Available records:
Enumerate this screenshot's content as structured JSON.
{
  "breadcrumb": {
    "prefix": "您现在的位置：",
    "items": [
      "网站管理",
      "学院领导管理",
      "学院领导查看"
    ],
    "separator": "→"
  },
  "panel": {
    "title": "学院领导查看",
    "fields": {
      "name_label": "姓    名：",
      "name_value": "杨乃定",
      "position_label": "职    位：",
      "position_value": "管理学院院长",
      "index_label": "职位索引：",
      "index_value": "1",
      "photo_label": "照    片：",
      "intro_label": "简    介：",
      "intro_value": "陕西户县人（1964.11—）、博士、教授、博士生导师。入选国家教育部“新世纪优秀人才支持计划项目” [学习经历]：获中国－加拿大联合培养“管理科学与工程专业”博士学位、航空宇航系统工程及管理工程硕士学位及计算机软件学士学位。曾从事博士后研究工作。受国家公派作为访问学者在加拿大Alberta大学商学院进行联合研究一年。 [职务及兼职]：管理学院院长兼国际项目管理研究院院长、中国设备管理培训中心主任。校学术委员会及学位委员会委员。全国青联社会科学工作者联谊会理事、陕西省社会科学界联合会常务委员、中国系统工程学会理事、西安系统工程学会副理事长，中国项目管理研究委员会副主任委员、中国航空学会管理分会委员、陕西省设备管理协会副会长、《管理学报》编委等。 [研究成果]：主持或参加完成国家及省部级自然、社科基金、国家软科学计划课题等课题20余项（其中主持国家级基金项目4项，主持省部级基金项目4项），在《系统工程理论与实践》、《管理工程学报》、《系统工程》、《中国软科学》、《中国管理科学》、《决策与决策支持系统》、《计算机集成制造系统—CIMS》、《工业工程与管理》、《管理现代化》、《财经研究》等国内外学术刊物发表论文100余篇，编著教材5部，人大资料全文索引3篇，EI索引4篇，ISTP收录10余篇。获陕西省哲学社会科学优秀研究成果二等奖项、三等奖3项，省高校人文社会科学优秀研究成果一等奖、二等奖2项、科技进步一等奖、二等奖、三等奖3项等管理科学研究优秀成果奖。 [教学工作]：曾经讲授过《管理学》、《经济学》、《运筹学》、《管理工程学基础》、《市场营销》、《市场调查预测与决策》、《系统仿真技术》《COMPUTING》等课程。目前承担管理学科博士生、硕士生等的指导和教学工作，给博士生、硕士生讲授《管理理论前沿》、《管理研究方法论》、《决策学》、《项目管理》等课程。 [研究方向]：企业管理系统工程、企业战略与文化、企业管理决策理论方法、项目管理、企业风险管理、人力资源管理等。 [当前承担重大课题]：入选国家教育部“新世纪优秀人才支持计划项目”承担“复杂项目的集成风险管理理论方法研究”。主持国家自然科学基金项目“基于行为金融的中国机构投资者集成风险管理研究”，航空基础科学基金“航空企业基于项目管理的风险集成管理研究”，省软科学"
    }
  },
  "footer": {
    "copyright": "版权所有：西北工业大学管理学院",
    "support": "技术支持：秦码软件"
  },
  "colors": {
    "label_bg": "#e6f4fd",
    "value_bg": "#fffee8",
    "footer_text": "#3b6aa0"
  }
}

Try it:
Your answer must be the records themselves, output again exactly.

Finished task:
Enumerate this screenshot's content as structured JSON.
{
  "breadcrumb": {
    "prefix": "您现在的位置：",
    "items": [
      "网站管理",
      "学院领导管理",
      "学院领导查看"
    ],
    "separator": "→"
  },
  "panel": {
    "title": "学院领导查看",
    "fields": {
      "name_label": "姓    名：",
      "name_value": "杨乃定",
      "position_label": "职    位：",
      "position_value": "管理学院院长",
      "index_label": "职位索引：",
      "index_value": "1",
      "photo_label": "照    片：",
      "intro_label": "简    介：",
      "intro_value": "陕西户县人（1964.11—）、博士、教授、博士生导师。入选国家教育部“新世纪优秀人才支持计划项目” [学习经历]：获中国－加拿大联合培养“管理科学与工程专业”博士学位、航空宇航系统工程及管理工程硕士学位及计算机软件学士学位。曾从事博士后研究工作。受国家公派作为访问学者在加拿大Alberta大学商学院进行联合研究一年。 [职务及兼职]：管理学院院长兼国际项目管理研究院院长、中国设备管理培训中心主任。校学术委员会及学位委员会委员。全国青联社会科学工作者联谊会理事、陕西省社会科学界联合会常务委员、中国系统工程学会理事、西安系统工程学会副理事长，中国项目管理研究委员会副主任委员、中国航空学会管理分会委员、陕西省设备管理协会副会长、《管理学报》编委等。 [研究成果]：主持或参加完成国家及省部级自然、社科基金、国家软科学计划课题等课题20余项（其中主持国家级基金项目4项，主持省部级基金项目4项），在《系统工程理论与实践》、《管理工程学报》、《系统工程》、《中国软科学》、《中国管理科学》、《决策与决策支持系统》、《计算机集成制造系统—CIMS》、《工业工程与管理》、《管理现代化》、《财经研究》等国内外学术刊物发表论文100余篇，编著教材5部，人大资料全文索引3篇，EI索引4篇，ISTP收录10余篇。获陕西省哲学社会科学优秀研究成果二等奖项、三等奖3项，省高校人文社会科学优秀研究成果一等奖、二等奖2项、科技进步一等奖、二等奖、三等奖3项等管理科学研究优秀成果奖。 [教学工作]：曾经讲授过《管理学》、《经济学》、《运筹学》、《管理工程学基础》、《市场营销》、《市场调查预测与决策》、《系统仿真技术》《COMPUTING》等课程。目前承担管理学科博士生、硕士生等的指导和教学工作，给博士生、硕士生讲授《管理理论前沿》、《管理研究方法论》、《决策学》、《项目管理》等课程。 [研究方向]：企业管理系统工程、企业战略与文化、企业管理决策理论方法、项目管理、企业风险管理、人力资源管理等。 [当前承担重大课题]：入选国家教育部“新世纪优秀人才支持计划项目”承担“复杂项目的集成风险管理理论方法研究”。主持国家自然科学基金项目“基于行为金融的中国机构投资者集成风险管理研究”，航空基础科学基金“航空企业基于项目管理的风险集成管理研究”，省软科学"
    }
  },
  "footer": {
    "copyright": "版权所有：西北工业大学管理学院",
    "support": "技术支持：秦码软件"
  },
  "colors": {
    "label_bg": "#e6f4fd",
    "value_bg": "#fffee8",
    "footer_text": "#3b6aa0"
  }
}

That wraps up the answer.